I’m sure most people are glad that the church took some time off holding prayer rallies and meetings for some of the Ocampo 6 to petition the two principals to address the rising food and fuel prices in the country. Despite the news and newspaper headlines over the past 3 months being dominated by another issue – the real issue that’s been eating into most Kenyans has been the increased cost of living. Everything seems to be going up: ugali unga; unga ngano; bread, oil, fuel… The official inflation figures confirm the price increments; the inflation rate in January was 5.42%, February 6.54% and March 9.19%-the result, public outcry culminating in last week’s
mass action protests peaceful demonstration by the Consumer Federation of Kenya (COFEK).
The (inflation) facts speak for themselves, the question is WHO IS TO BLAME for this extra burden on Kenyan citizens? Some people have laid all the blame on cartels others claim that the influx of Somali pirate money has led to increased demand which has led to a corresponding increase in prices. Others have blamed the government for inaction.
While there may be some truth to some of the ‘explanations’ above it is important to remember that a lot goes into rising prices than pirate money or cartels.
Take unga ngano prices, for example. The country does not currently produce enough wheat for our unga ngano demand so we usually export wheat from Russia and the States. However, over the past 12 months Russia has been hit by a wheat shortage of their own, partly due to the wild-fires they experienced a while back, so they cut down on their wheat exports. This lead to an increase in global wheat prices-Kenya, cartels-or-not was not immune to this price increase.
Apart from the wheat situation, the global market has led to increased global commodity prices. Polyethylene terephthalate (PET, raw material for plastics), titanium dioxide (raw material for paint), coal (key energy input for cement production) e.t.c. You could think of 100 more raw materials that have seen price increments the past 18 months, not forgetting the increasing global oil prices. Much of this increase in the prices of raw materials in the global market has been attributed to the increased demand from developing countries such as China and India (and I guess most African nations) which are quickly industrialising.

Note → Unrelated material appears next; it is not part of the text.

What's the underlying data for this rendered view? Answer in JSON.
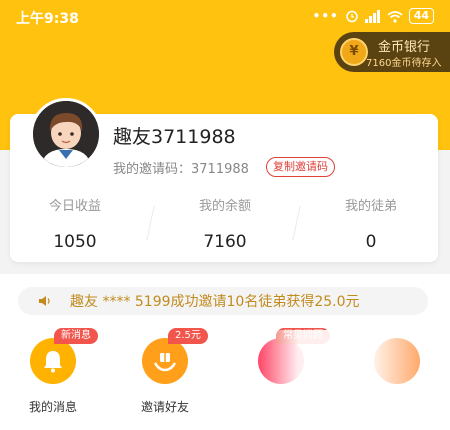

Most Kenyan manufacturers have to factor in these increased costs into their production costs leading to us facing increased prices when the finished goods hit Uchumi and Nakumatt shelves.
So, what can the government do to combat this? Usually, the CBK would be obligated to intervene but CBK intervention’s best left to situations where the inflation is caused by the local demand side (demand-pull inflation), i.e. too much money chasing too few goods. In this case, at least at a local (Kenyan) level the cause of the inflation seems to be on the supply side. Thus an increase in interest rates may reduce the money in circulation in the country but leave the raw material prices still on the increase.
In my opinion, there’s not a great deal the CBK or the government can do to directly combat this sort of inflation (cost-push inflation, unless the increased import costs are due to a weak Shilling at which point CBK may be obligated to intervene (but that’s a story for a whole other blogpost). The government can however take up indirect measures that may lead to reduced prices, the magic words being increased efficiency. For goods that require imported raw materials the government should ensure that the goods should not lie at the port any second longer than they should-this will greatly cut down the extra storage costs that manufactures commonly have to face. Improved transport in also necessary – thankfully, Mombasa Rd has improved a great deal since 2002 but the government’s record in improving the rail system that the Brits built hasn’t been as stellar
the oil pipeline, no comment!
The cabinet should also devote a fair amount of time to coming up with ways to ensure that, at least for essential goods, we are not left susceptible to increased global prices, the new voucher storage system introduced by the NCPB (National Cereal and Produce Board) is a good start. Unfortunately, subsidising various commodity prices may not be a viable option at the moment considering the fact that we have a massive budget deficit and growing public debt (without even considering the cost of implementing the Constitution or paying the legal fees for some of the #$%*&^).
Reducing VAT may be an option though, but only if the reduced VAT stimulates extra spending to the extent that KRA actually collects more VAT revenue than under the current 16% rate. Speaking of taxes, the government could lift some of the burden off Kenyans by reviewing the PAYE (Pay As You Earn) tax bands. The PAYE bands have not shifted since 2006 despite the increased cost of living since then meaning that an individual earning KShs.39,000 per month finds some of their income taxed at the top band of 30%, similar to a CEO earning KShs.500,000 per month. Surely a scenario where only income over something like KShs.80,000 per month is taxed at 30% would be more fair? Again, this is a story for a whole other blogpost.
Despite all I’ve said above, if indeed the increased prices are due to increased local demand due to too much money in the loan market then the Prof. Ndung’u should step in (but make sure not to depress the economy). If there are indeed cartels then the new Competition Act should be enforced to the letter. If the cause is money laundering then now would be a good time to start implementing the Anti Money Laundering Act.